Apart from being fired, being passed over for a promotion is one of the worst feelings at work. And it’s even more painful when the person who DID get the promotion, is someone you work with.
On the flip side, sometimes you’re the one who gets promoted and you’re now the boss of the person who got passed over.
Here’s how to handle both.
To get over the “everyone walking on eggshells around you” feeling, you’ll need to congratulate your coworker. After congratulating it’s ok to acknowledge the fact you wanted it too. You don’t have to fake like you didn’t care.
You can say something like:
Congratulations, I heard about your promotion to Mid-Market Director, congratulations!
Obviously, you know I was competing for the same position. I won’t lie, I’m disappointed. But I wanted to let you know I support you 100%, and I truly wish you the best in your new role.
Make sure you end on a positive note, with the utmost of support for your colleague. Your colleague will feel relieved knowing you’re not going to sabotage them.
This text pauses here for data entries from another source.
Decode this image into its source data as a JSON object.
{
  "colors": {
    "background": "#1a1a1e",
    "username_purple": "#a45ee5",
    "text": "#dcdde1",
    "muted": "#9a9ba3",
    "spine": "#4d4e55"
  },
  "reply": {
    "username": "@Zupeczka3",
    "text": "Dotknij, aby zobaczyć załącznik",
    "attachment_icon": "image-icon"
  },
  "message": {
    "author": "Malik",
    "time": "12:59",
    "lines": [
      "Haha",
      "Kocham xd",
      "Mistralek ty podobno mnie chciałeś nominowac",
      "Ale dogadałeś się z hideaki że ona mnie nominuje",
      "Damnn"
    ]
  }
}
You should also consider alleviating awkwardness with leadership. One option is writing a letter outlining some of your major accomplishments, asking for feedback on where you can improve, and asking to be considered for future opportunities.
Case in point, many years ago my husband was passed over for a big promotion. He was devastated, but he spent the weekend regrouping. He went in strong on Monday morning, congratulated the person, and wrote a great letter to leadership. The seniors were so impressed, three month later he got a big promotion. The big boss cited how impressed he was with the way my husband handled a setback.
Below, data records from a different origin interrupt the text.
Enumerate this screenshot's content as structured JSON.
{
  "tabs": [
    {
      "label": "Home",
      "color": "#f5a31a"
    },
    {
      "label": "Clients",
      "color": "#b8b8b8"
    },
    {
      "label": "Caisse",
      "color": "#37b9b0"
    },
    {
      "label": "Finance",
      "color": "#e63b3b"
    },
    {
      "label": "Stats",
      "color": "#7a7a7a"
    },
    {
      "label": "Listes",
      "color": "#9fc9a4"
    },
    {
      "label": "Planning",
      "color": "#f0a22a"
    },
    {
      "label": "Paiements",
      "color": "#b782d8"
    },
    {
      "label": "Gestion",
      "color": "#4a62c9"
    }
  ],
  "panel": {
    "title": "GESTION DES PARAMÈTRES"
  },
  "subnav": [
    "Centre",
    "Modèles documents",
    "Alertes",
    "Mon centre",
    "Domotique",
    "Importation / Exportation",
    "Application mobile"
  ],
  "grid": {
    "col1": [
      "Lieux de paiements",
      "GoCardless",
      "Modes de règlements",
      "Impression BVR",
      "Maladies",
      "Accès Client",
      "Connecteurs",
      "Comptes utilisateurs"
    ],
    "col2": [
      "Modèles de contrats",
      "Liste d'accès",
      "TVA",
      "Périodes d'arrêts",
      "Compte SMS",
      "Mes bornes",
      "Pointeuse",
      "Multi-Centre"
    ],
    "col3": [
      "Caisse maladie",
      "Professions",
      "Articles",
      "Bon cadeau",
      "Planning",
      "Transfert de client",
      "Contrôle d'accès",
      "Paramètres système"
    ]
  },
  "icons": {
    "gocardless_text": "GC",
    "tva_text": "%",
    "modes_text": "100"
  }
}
Congratulations. You spent the evening celebrating with your family, and all morning being congratulated by your managers and colleagues. But you know your coworker wanted that promotion too. So, what do you say? Do you act like nothing ever happened? Do you never speak to them again?
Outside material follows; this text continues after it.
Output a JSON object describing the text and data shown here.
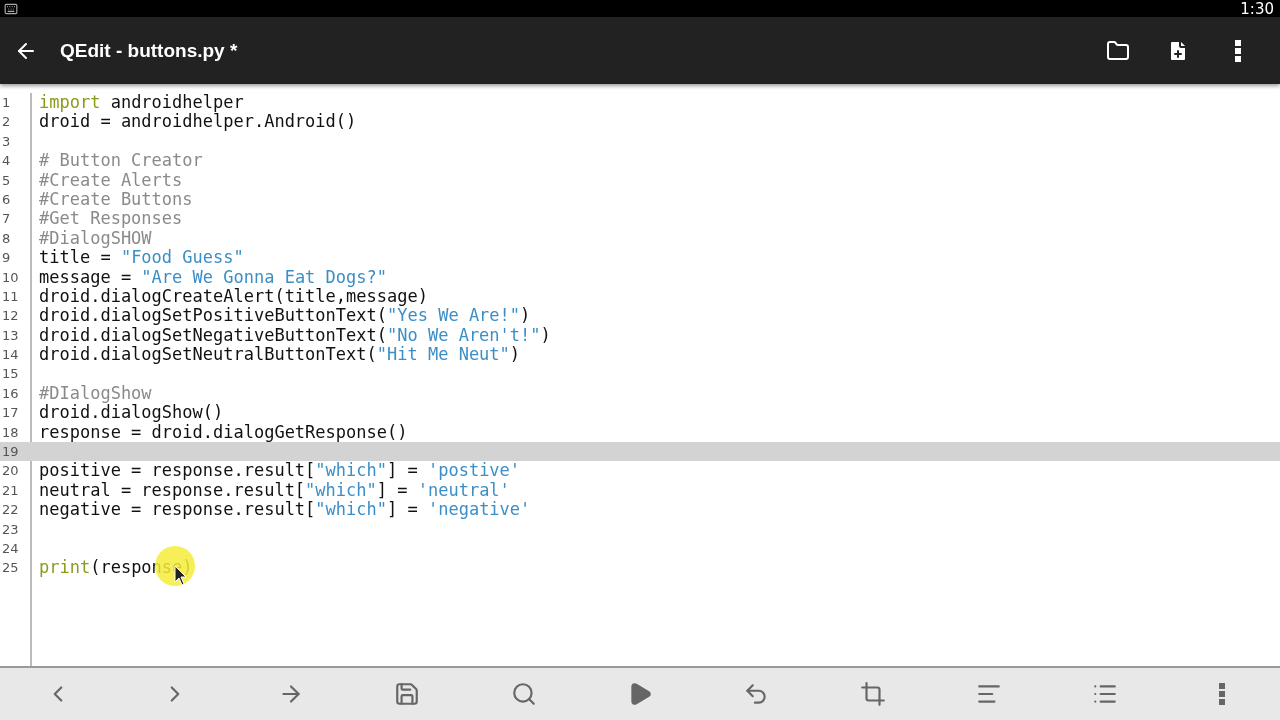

First, allow the person a cooling off period.
Monday morning is not the time to walk up to their desk and ask them about their weekend. Don’t be overly avoidant; just don’t go out of your way to engage with them.
Later in the day, or in the next couple of days, acknowledge the situation without saying “I got promoted, yay me.” Instead say something like, “Hey, I know you were after that promotion too. I’ve been there, and it’s hard.” Then, compliment the person. Don’t blow smoke, find something sincere and true.
End on a high note by saying you’re looking forward to continuing to work together, or that you really value their insights. Brevity is vital here – the person might be choking back tears or anger at the mere sight of you.
Be empathetic, but don’t be sorry.
This situation might require some more time to heal because it cuts deeper than a disagreement in a meeting or a nasty email. Give this person some space, and remember – you got this promotion because you deserve it.
Life is a long thing. You’re probably going to be on both sides of this at one point or the other. How you handle yourself in challenging situations determines the level of support you get from your colleagues.
Establish yourself as someone who handles difficulties with grace and confidence.